PG&E, Edison May Get Millions of Free California Carbon Permits

PG&E Corp., Edison International and Sempra Energy would get carbon-dioxide permits worth hundreds of millions of dollars under California’s cap-and-trade program, according to a plan being considered by state officials.

The owners of California’s utilities would be given the permits for free to help offset higher electricity rates for consumers, according to a staff proposal of the state’s Air Resources Board. The 11-member board is meeting today in Sacramento to vote on a cap-and-trade program that cuts California’s pollution levels by 15 percent from 2012 to 2020.

The board won’t decide how many permits go to individual companies until next year. The staff’s proposal issued today lists “preliminary estimates of allowance allocations” for California’s utilities, which also include municipally owned power providers.

Carbon allowances worth $83 billion will be issued over the nine-year span of the program, and secondary trading of the permits by companies may boost the total value of the California carbon market to $559 billion, according to Bloomberg New Energy Finance estimates.

The pollution allowances, each representing 1 metric ton of carbon dioxide, are likely to be worth $13 each in 2012, rising to $54 by 2020, according to New Energy Finance.

The companies would be required to sell the permits and use the proceeds to help reduce customer bills, possibly through rebates. The permits give the holder the right to emit a certain amount of carbon dioxide, a greenhouse gas blamed for global warming. The state would reduce the number of permits available over time, increasing the value.

PG&E Corp.’s utility Pacific Gas and Electric Co. would get more than 200 million permits during the nine years of the cap- and-trade program, according to the estimates. Edison International’s Southern California Edison would get more than 250 million permits and Sempra Energy’s San Diego Gas & Electric would get more than 50 million permits.

The proposed carbon market is authorized under California’s global warming law, which was signed in 2006 by Republican Governor Arnold Schwarzenegger.

To contact the reporters on this story: Simon Lomax in Washington at slomax@bloomberg.net; Mark Chediak in Sacramento at mchediak@bloomberg.net.

To contact the editor responsible for this story: Susan Warren at susanwarren@bloomberg.net.

Press spacebar to pause and continue. Press esc to stop.

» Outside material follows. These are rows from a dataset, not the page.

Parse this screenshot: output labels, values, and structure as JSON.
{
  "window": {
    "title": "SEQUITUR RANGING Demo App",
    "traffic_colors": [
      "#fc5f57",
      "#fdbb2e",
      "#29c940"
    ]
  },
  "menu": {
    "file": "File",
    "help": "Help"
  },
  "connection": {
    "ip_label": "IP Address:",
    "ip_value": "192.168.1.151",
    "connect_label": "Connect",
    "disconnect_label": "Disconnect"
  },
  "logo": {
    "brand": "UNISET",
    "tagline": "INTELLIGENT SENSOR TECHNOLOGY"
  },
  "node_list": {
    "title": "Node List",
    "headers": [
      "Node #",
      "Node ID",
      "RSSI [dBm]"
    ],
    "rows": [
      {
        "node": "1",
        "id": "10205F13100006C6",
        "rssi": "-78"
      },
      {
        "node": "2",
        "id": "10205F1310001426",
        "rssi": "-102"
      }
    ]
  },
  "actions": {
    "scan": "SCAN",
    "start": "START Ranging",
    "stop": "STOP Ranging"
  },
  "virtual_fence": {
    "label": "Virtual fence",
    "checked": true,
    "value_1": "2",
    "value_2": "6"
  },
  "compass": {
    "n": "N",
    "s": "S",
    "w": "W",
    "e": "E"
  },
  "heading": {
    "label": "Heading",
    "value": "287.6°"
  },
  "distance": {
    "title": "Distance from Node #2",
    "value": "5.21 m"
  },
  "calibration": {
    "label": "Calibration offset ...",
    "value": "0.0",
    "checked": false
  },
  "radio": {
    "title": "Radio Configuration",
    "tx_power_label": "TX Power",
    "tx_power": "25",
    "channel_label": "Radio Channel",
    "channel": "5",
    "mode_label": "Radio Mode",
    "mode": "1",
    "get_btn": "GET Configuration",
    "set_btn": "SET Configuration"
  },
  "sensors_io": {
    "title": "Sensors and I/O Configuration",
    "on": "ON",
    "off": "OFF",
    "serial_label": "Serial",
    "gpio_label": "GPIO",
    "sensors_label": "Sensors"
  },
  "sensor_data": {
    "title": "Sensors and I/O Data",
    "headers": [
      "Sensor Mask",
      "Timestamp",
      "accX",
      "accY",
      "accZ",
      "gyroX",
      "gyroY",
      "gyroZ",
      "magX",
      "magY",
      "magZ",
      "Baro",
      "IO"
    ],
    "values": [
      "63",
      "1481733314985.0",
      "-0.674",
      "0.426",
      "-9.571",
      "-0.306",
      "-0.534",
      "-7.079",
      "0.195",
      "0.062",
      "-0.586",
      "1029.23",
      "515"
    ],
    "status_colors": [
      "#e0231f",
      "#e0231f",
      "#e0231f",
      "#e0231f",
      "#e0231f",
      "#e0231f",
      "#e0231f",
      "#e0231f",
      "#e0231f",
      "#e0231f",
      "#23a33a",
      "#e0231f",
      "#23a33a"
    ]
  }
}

Bloomberg reserves the right to remove comments but is under no obligation to do so, or to explain individual moderation decisions.

Please enable JavaScript to view the comments powered by Disqus.